> Activity
The lines of the records that include "this" should all be copied.

Element data from apps and pages
- Opening Delimiter -

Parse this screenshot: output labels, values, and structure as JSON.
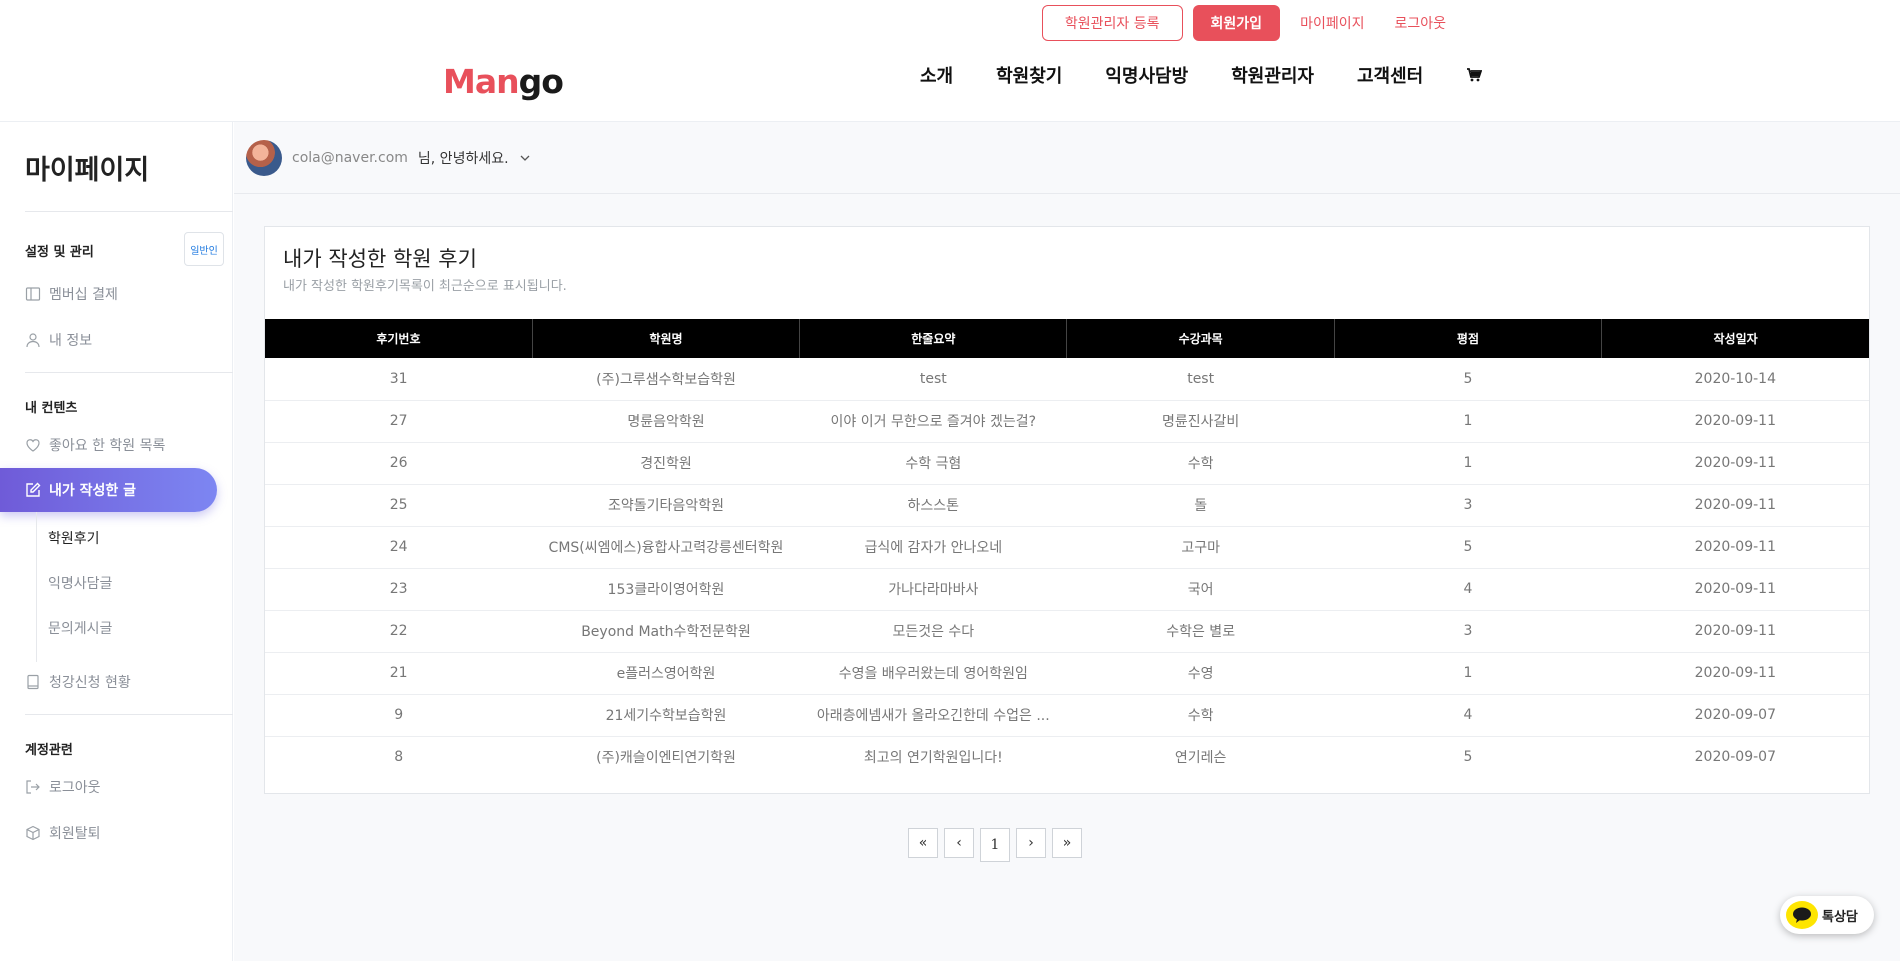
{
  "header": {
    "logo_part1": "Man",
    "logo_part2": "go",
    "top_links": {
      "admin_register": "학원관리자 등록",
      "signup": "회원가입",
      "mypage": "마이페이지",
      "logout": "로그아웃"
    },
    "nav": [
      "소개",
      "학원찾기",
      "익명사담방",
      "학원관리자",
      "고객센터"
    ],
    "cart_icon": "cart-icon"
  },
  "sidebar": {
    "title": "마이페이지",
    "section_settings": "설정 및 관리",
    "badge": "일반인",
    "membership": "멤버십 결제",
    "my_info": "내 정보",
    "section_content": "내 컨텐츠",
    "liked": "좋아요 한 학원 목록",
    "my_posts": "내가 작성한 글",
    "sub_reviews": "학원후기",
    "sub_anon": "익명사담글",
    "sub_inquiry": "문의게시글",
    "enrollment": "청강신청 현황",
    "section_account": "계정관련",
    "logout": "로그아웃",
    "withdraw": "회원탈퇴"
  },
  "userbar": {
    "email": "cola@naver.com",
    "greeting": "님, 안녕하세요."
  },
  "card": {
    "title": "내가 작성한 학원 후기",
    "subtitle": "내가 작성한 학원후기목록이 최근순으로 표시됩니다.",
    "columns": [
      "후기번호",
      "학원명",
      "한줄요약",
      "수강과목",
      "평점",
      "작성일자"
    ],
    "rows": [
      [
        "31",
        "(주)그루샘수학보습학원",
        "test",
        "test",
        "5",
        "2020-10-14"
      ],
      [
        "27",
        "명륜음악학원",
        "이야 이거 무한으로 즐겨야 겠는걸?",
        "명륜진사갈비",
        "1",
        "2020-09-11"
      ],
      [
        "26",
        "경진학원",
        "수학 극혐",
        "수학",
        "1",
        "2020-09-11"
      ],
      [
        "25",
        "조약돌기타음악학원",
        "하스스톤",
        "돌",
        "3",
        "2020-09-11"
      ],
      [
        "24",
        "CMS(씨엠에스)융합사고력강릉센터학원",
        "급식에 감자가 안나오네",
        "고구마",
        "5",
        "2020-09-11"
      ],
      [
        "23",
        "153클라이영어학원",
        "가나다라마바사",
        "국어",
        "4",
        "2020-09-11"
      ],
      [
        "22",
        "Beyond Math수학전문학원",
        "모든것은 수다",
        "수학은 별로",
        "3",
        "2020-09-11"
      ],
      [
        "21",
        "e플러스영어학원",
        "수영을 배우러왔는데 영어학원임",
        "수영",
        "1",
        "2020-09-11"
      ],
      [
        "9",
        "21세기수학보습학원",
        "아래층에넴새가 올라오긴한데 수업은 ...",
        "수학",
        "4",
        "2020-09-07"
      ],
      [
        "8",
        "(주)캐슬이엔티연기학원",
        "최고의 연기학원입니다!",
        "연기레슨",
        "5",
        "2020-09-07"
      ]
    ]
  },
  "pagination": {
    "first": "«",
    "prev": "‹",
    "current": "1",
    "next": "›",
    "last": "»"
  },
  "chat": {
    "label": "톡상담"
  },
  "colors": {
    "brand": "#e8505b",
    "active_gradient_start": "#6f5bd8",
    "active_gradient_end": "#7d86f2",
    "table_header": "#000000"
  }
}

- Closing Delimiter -
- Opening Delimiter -

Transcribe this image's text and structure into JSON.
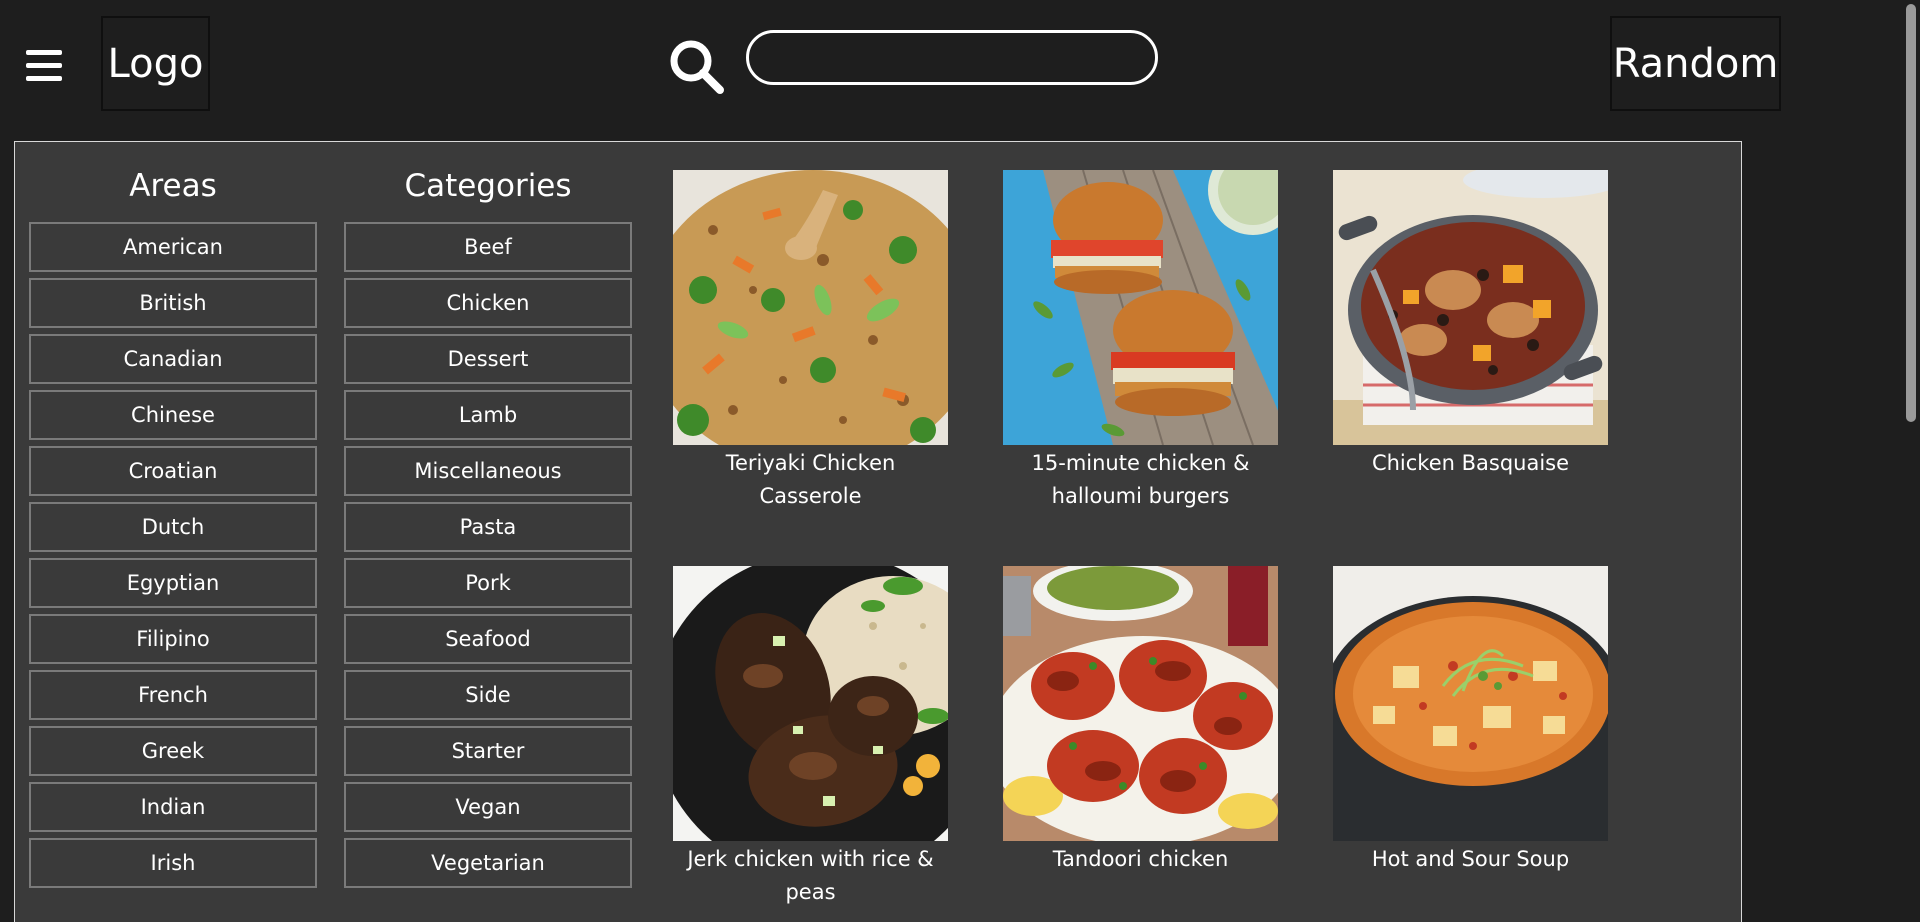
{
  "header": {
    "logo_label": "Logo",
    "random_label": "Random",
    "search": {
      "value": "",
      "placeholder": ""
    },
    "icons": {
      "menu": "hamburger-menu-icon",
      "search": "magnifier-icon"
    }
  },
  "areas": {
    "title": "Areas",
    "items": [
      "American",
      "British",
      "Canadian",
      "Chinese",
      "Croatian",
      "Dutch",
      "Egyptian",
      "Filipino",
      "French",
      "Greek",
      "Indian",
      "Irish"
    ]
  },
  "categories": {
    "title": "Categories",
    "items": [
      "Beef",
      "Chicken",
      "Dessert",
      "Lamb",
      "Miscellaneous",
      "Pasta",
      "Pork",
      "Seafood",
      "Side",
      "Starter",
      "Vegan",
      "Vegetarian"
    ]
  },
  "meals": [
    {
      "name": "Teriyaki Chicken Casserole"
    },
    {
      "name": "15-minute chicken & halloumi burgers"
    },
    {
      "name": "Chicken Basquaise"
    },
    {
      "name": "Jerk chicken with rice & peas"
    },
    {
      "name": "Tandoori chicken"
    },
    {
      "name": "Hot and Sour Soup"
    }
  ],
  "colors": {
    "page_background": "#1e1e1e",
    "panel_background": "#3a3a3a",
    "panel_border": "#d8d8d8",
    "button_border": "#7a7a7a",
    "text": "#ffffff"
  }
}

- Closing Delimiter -

> Exercise response
Parse this screenshot: output labels, values, and structure as JSON.
Transcribe this image's text and structure into JSON.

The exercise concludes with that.